    I shoot competitively and go through several thousand 223 and at least 500 30/06s in a year.
    I do not crimp any rifle loads. If the brass is properly sized you cannot
    push the bullet back into the case. I have tested with crimp and no crimp in 10 shot groups and every time
    the no crimp was considerably tighter groups. I shoot several thousand rounds of 223 in an AR per year with no
    issues of bullets being pushed back into the case or feed problems. I shoot several Garand matches a year
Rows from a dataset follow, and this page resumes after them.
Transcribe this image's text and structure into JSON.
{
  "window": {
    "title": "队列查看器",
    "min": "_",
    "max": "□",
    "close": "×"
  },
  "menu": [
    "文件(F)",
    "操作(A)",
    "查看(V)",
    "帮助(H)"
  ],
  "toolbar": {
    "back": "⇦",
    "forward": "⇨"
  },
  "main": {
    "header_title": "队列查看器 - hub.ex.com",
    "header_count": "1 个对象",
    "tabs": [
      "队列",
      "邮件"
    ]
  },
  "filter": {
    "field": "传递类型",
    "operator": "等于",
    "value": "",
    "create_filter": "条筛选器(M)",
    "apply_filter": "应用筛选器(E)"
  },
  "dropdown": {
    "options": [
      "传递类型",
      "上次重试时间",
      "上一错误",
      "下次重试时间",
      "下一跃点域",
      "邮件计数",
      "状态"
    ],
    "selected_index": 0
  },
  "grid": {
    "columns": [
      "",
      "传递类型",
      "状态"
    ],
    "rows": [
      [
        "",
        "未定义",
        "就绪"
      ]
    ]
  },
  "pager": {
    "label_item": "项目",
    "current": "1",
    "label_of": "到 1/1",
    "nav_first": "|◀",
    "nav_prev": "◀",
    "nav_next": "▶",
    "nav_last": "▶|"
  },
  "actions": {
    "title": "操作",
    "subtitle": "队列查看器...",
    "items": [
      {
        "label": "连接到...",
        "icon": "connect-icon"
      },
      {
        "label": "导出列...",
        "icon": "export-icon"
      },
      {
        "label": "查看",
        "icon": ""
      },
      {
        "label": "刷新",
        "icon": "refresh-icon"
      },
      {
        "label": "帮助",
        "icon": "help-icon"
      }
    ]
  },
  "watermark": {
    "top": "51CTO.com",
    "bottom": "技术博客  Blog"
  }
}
    and have no feeding problems through several different Garands with no crimp.